Pakistan’s current Afghan policy has not only devastated the national security profile but its catastrophic impact has torn apart the social cohesion within the country as well necessitating the need to revamp it ASAP.
2. Second option for Islamabad is to renegotiate its terms of engagement with the US on all the regional issues particularly Pakistan’s role in the Afghan war and peace process there. After the inception of Af-Pak, Pakistan cannot let other players to control her Western theater!
This kind of complete strategic paradigm shift demands a radical change in the strategic thinking of Pakistani political and military establishment regarding the whole Afghan conflict, the various dynamics of this conflict and post withdrawal scenario in Afghanistan and its regional implications as well.
For Pakistan, the current situation demands an incisive re-evaluation of the decade old Afghan policy. This reassessment must be based on the emerging threats to Pakistan’s national security, particularly on the Western borders due to the presence of foreign forces in Afghanistan instead of the traditional thinking of remaining in the US camp at any cost. Indeed the Indo-US strategic relations in the 21st century and their impact on Pakistan and regional stability would also be a critical consideration during any policy review and Islamabad would not like to further deteriorate its already troubled relations with Washington. But the national and regional security related events that have transpired during the last 10 years necessitate a comprehensive overhauling of Islamabad’s strategic thinking and the Afghan policy.

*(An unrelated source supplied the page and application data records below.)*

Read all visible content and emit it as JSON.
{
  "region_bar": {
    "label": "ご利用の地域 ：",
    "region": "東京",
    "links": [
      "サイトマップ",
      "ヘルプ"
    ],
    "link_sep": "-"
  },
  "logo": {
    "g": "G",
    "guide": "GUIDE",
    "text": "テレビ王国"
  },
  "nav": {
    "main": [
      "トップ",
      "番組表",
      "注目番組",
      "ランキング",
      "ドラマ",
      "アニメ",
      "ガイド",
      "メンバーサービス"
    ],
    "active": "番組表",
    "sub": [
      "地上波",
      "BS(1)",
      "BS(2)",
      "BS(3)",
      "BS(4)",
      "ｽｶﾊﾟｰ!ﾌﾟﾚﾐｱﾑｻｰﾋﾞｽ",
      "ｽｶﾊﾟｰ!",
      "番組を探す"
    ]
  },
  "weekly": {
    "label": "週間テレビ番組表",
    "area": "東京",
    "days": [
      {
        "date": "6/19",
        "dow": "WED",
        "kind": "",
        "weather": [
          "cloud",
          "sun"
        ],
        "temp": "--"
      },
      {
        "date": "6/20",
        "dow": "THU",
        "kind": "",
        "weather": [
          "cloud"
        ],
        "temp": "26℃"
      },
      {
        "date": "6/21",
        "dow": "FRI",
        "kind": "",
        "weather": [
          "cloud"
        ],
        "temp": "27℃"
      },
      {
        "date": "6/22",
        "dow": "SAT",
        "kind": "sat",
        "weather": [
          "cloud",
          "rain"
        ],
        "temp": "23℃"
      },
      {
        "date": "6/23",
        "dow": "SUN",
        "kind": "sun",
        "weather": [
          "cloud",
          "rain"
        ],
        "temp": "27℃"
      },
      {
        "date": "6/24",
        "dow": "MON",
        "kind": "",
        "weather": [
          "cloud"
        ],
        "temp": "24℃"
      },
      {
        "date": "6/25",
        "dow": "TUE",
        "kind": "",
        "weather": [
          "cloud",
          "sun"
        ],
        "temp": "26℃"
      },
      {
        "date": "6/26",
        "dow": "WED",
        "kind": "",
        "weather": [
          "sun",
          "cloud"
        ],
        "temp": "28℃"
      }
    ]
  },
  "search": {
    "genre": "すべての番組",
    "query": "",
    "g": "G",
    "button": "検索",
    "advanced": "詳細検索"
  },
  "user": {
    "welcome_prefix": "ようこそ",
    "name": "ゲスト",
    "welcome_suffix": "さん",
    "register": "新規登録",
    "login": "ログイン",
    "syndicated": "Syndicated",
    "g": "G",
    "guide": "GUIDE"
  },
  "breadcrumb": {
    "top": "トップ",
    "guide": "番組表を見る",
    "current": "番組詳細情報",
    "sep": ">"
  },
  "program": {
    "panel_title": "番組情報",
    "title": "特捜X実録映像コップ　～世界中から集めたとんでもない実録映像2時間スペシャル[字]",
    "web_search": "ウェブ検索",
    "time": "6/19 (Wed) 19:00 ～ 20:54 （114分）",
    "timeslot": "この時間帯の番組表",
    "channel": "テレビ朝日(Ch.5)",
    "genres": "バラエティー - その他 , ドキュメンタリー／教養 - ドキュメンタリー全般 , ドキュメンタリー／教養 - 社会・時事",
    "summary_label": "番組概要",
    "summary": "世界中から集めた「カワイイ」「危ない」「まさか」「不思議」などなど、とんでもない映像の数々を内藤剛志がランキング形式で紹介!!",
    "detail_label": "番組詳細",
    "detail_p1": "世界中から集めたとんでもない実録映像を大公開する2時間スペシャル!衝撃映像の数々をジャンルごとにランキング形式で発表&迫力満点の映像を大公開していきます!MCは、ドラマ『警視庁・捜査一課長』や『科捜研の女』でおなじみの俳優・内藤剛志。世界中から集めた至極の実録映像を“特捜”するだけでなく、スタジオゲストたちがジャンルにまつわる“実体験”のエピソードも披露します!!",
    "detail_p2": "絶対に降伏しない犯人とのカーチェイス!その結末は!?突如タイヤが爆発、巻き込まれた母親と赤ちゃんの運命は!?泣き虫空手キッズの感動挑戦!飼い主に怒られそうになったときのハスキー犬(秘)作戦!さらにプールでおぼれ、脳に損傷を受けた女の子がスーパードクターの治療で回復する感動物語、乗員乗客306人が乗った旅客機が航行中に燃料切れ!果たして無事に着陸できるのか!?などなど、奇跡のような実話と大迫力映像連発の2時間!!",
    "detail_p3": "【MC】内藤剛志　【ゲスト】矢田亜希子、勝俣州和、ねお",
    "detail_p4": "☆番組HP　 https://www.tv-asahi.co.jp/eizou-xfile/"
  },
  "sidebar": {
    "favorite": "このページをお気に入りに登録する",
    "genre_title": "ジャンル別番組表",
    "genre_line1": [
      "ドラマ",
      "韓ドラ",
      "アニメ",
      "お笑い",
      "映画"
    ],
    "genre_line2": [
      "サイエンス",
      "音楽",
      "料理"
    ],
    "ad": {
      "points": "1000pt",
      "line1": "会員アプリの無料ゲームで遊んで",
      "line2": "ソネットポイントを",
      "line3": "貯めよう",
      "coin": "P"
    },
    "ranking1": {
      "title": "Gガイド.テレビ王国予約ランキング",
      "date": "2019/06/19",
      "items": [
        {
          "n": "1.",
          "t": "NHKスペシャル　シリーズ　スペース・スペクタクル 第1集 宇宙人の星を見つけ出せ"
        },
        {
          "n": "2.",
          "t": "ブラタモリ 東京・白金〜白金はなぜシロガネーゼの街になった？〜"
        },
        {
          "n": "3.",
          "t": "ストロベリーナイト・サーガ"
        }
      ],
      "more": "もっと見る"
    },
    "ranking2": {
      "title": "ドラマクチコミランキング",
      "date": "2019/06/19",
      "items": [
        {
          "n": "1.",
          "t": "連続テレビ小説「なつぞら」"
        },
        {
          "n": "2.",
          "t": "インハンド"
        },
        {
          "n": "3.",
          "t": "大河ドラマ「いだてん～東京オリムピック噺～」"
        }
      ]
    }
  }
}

Aggressive and assertive diplomacy is the key. Pakistan will have to send a strong and clear signal to the Pushtun populace that Pakistan is not an ally of US ethnic cleansing campaign against them in Afghanistan and Pakistan. Refraining from a full-scale military operation in NWA is a right step in right direction but needs to be solidified by measures to put a stop on non-stop drone attacks in these areas on ‘suspected’ Al-Qaeda activists. Legality of these attacks is a big serious matter and provides the opportunity to Islamabad to challenge CIA’s drone war internationally on a very different axis. Ironically, Islamabad has not raised this issue from legal point of view. Mere protests have done nothing but rather proved counter-productive in preventing drone attacks. But this opportunity leave us with the question that is Islamabad ready to reassess the strategic importance of Pak-US relations in the 21st century at a time when alternate global power centers, with converging interests are emerging in the region? Or Pakistan has left with a third option? Answer is writing on the wall and history of Pak-US relations endorses it completely. It is just matter of time when Islamabad is going to end the prevailing strategic confusion over Afghan policy.